The perennial congestion within the Lagos Ports and access roads has compounded the port closure which came as a fall out of the #EndSARS protests that rocked the nation two weeks ago and this may force terminal operators to start rejecting export containers in favour of a clear-out of import units of containers in-order to create more space at the ports.
A port worker who spoke on the condition of anonymity explained that emphasis is currently on clearing out the backlog of import unit of containers inside the port terminals due to their already congested state.
“You know the ports had been congested for most part of the year due to so many reasons which included diversion of more cargoes to the ports because of Nigeria’s border closure policy. With the EndSars protest, the ports were not opened for more than four days, meaning more congestion problem for our port terminals.
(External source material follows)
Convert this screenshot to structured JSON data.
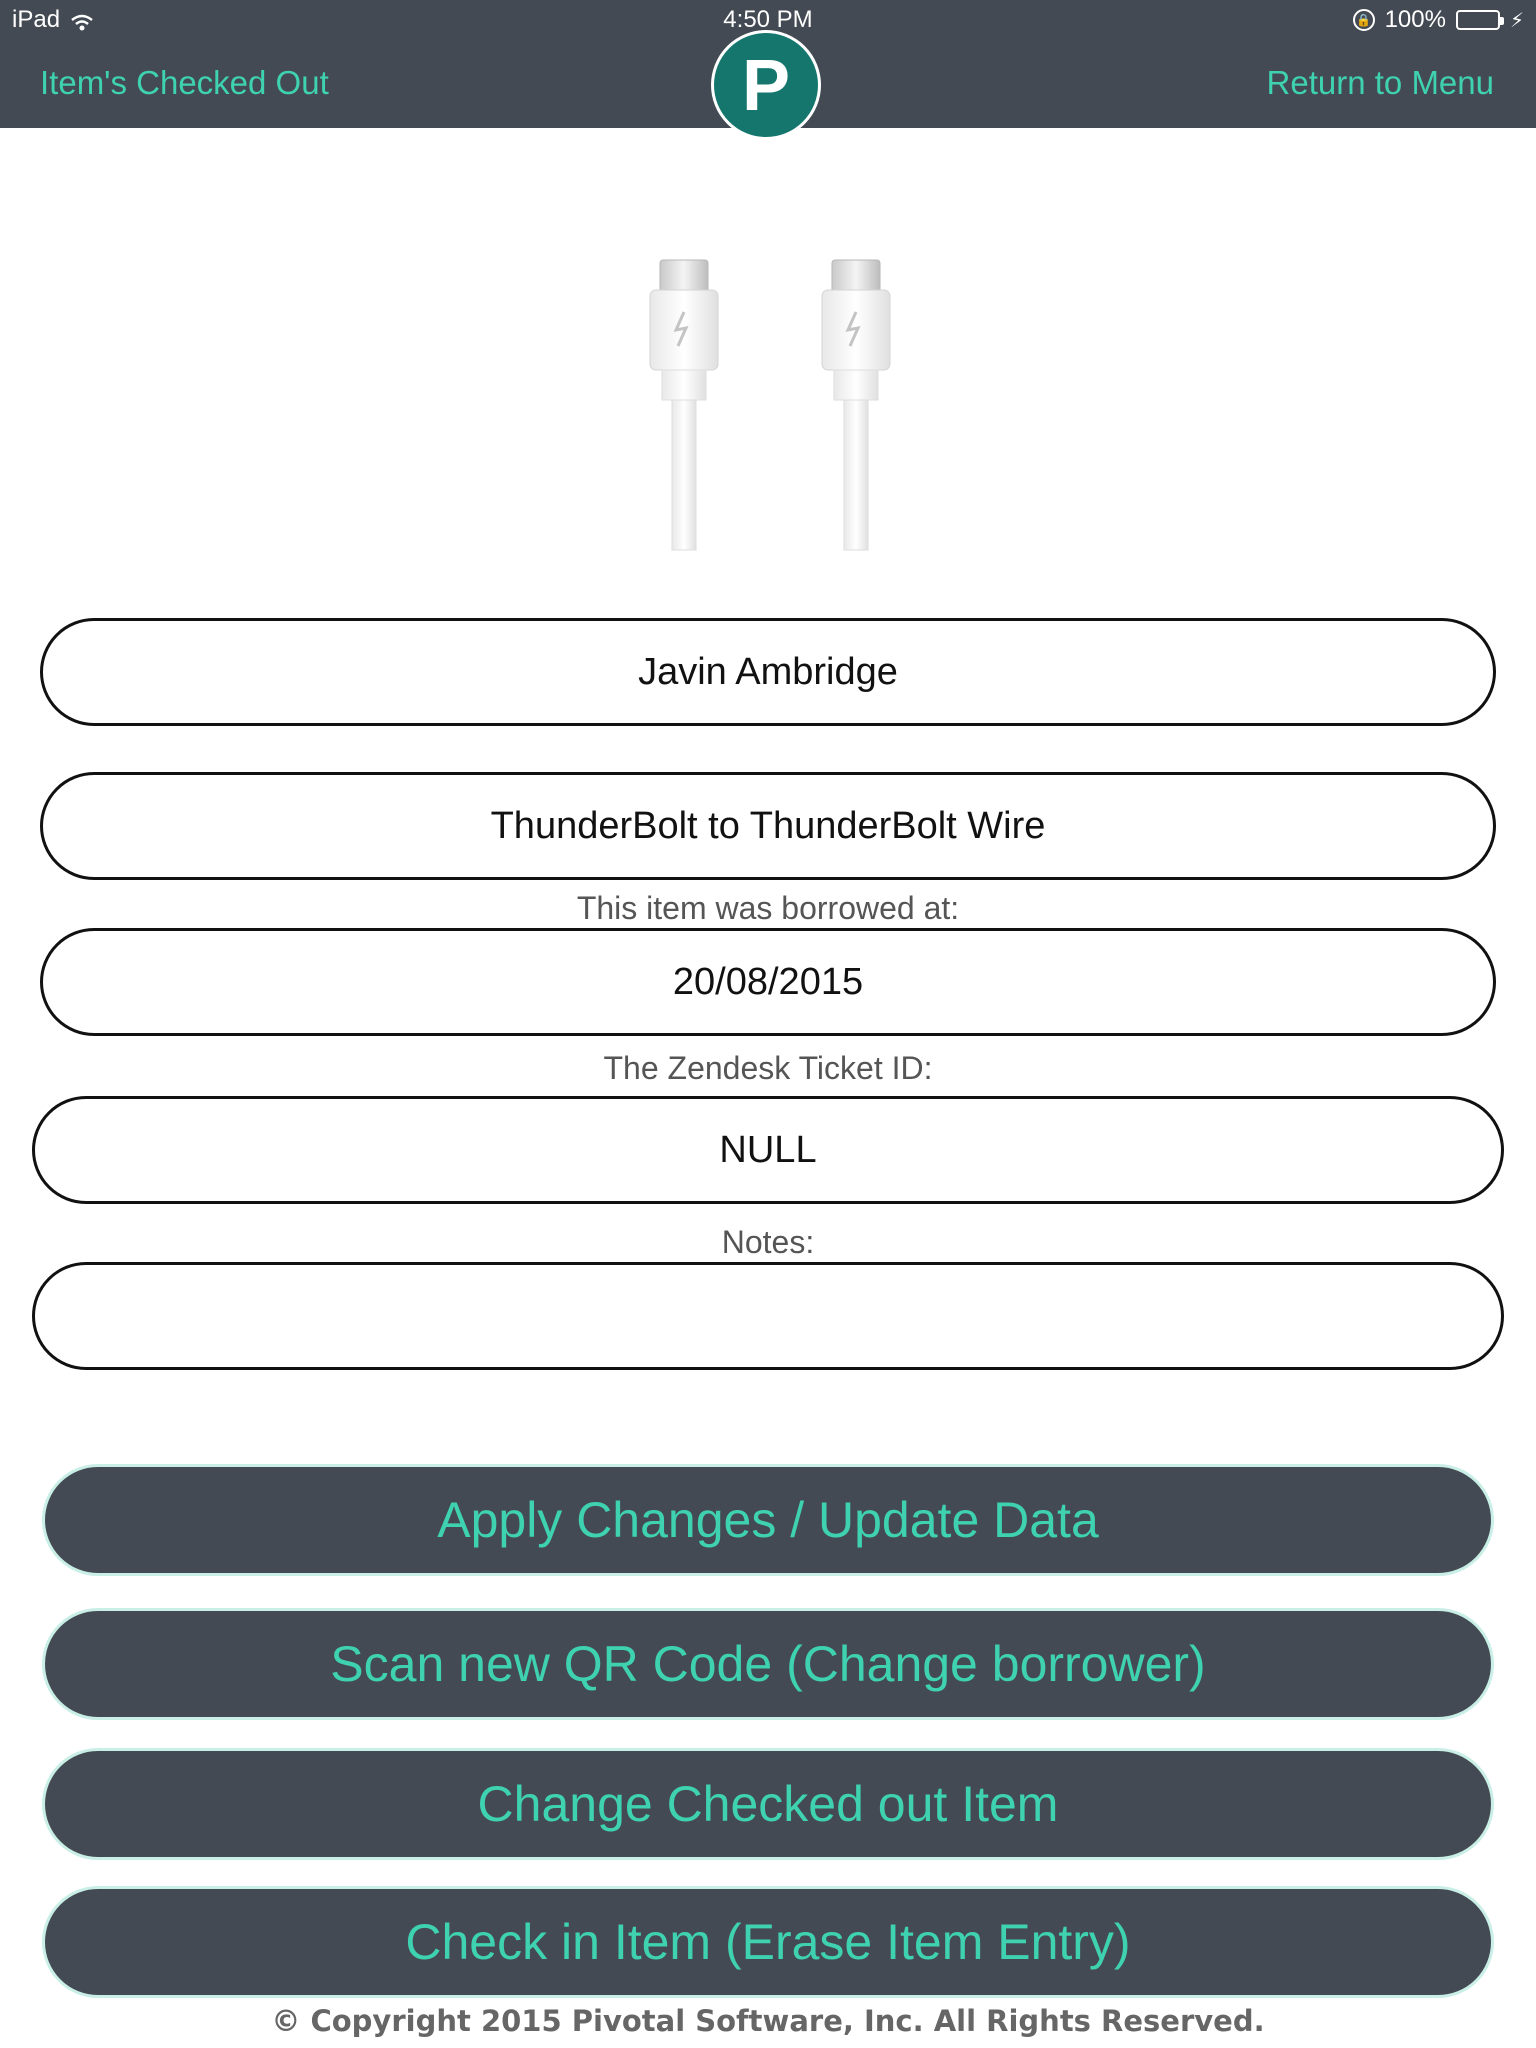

Now that the ports have been re-opened since on Monday, the terminal operators are already taking stock of the situation inside their various terminals. For now, the general notion is directed at clearing the backlog of import containers inside the ports.
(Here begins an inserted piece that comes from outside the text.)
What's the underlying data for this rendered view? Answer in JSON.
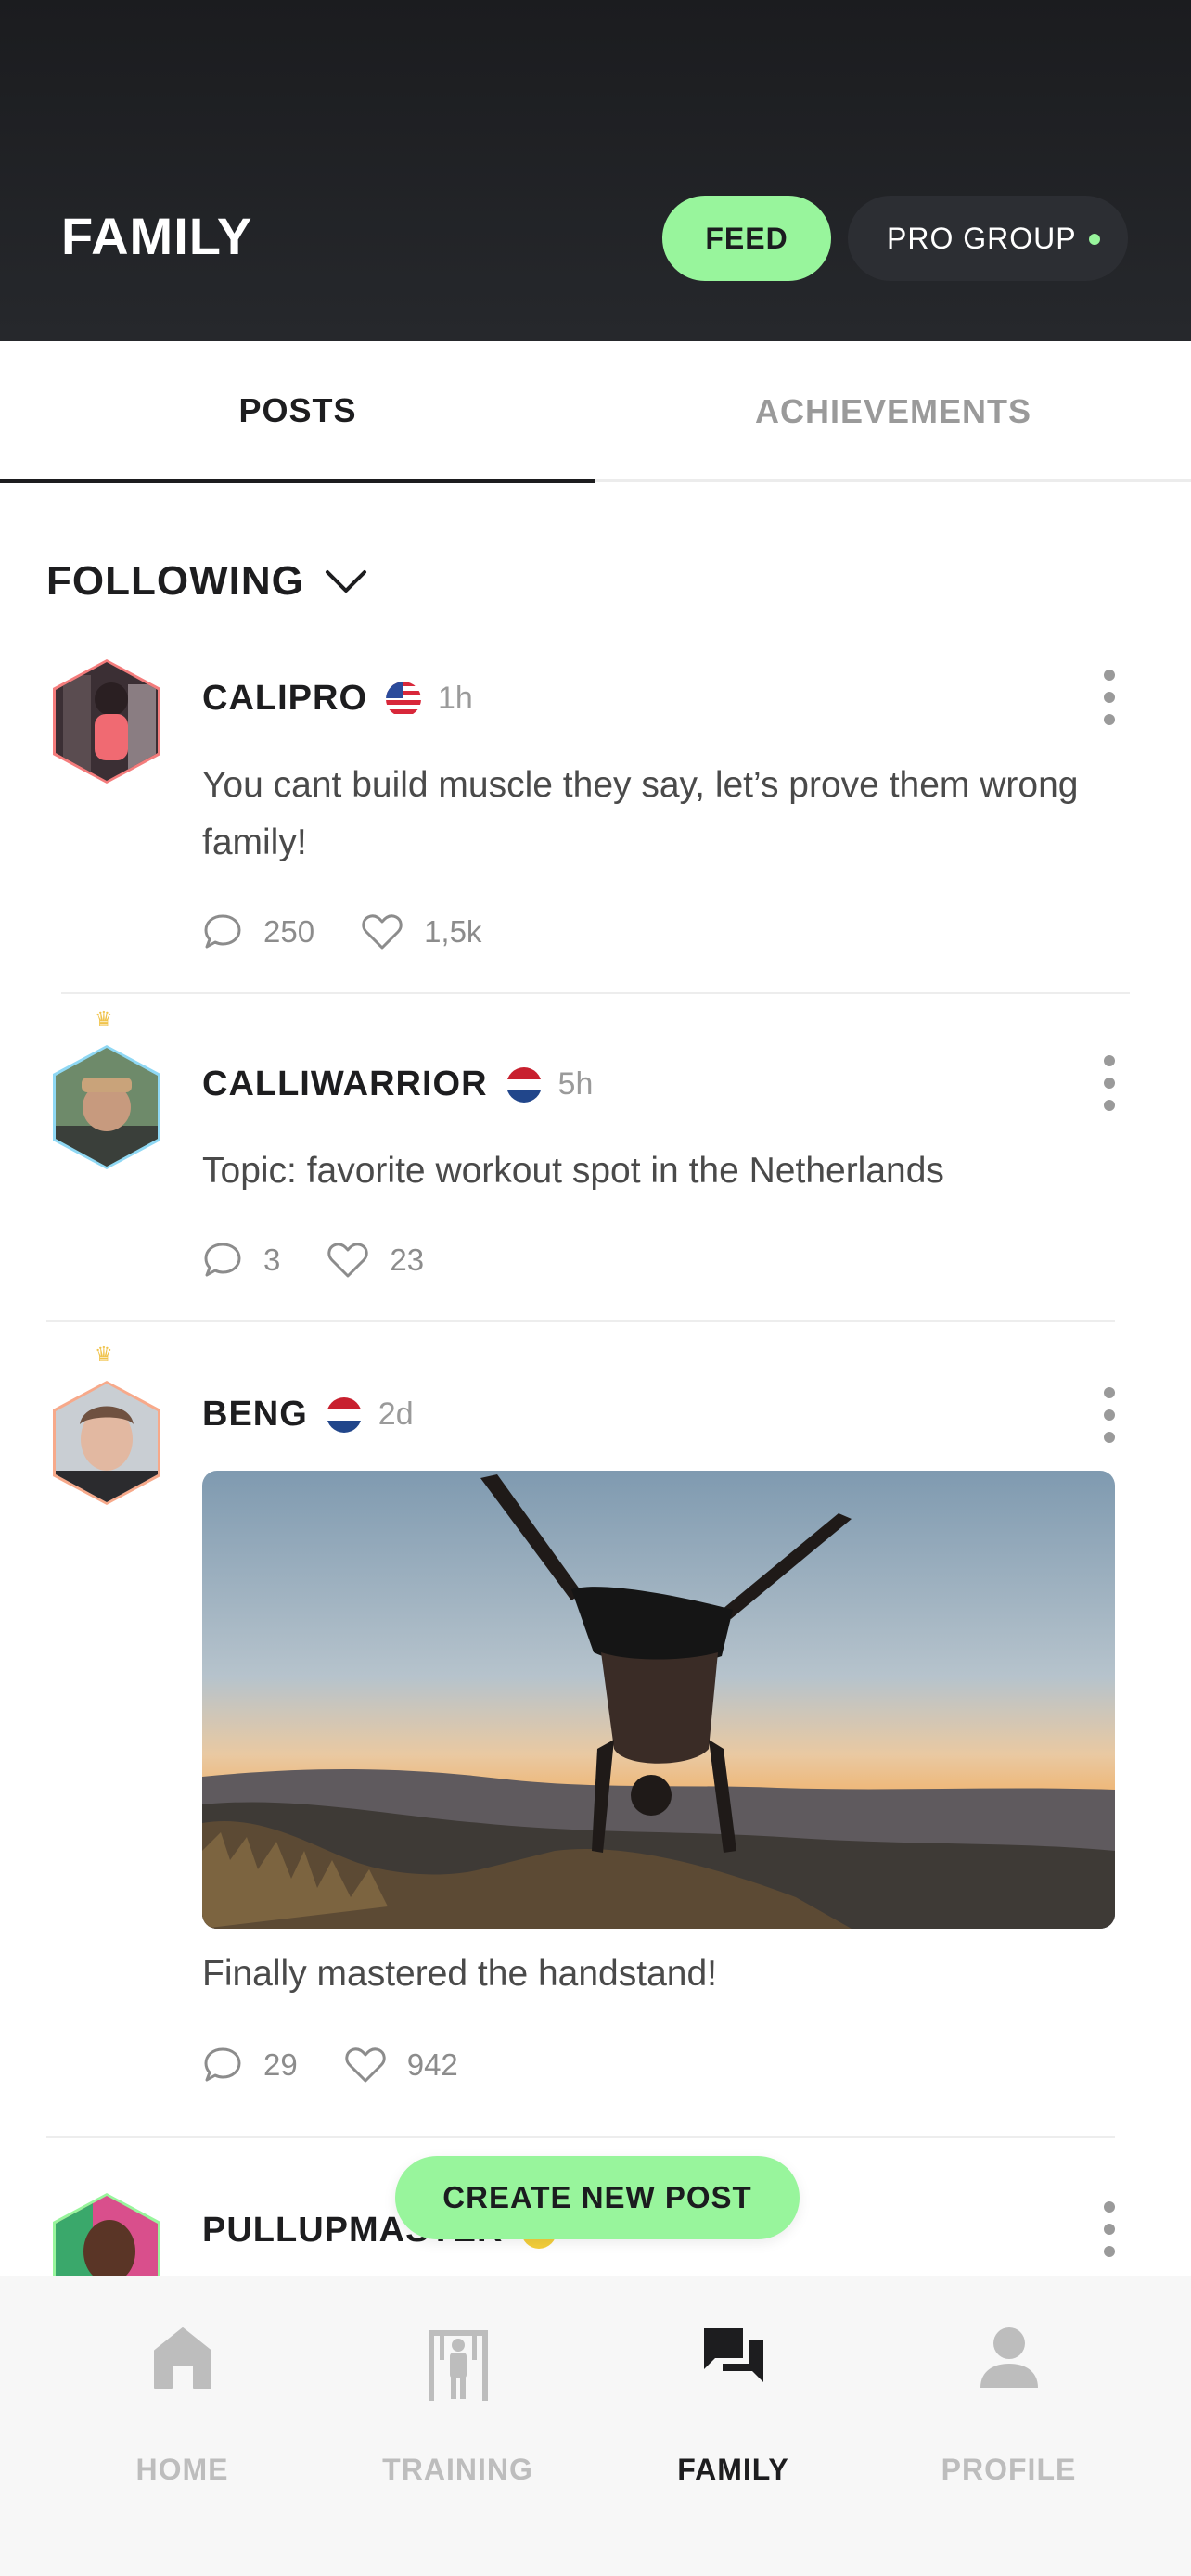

Some terminals are even set to start rejecting export containers until they can evacuate a sizeable number of import containers in their terminals.
Even the shipping companies are currently taking stock of the effect of the port closure on their businesses. Many ships were stranded on our waters during the more than four days port closure because all the officials that would have attended to them did not come to work or were unable to carry out their responsibilities.
So the emphasis among the operators right now is on how to decongest the terminals of import units of containers. There is very high yard density at the ports and this is not good for port business.”
Another operator, however, thinks that perishable cargo would be given some level of priority so as to prevent them getting spoilt.
“They will be considered after a sizeable amount of import unit are cleared. For now, the focus is on decongesting Apapa and Tin-Can ports of import containers. However, perishable export cargoes might be considered during this time. Others might have to wait until there is considerable space in the ports.”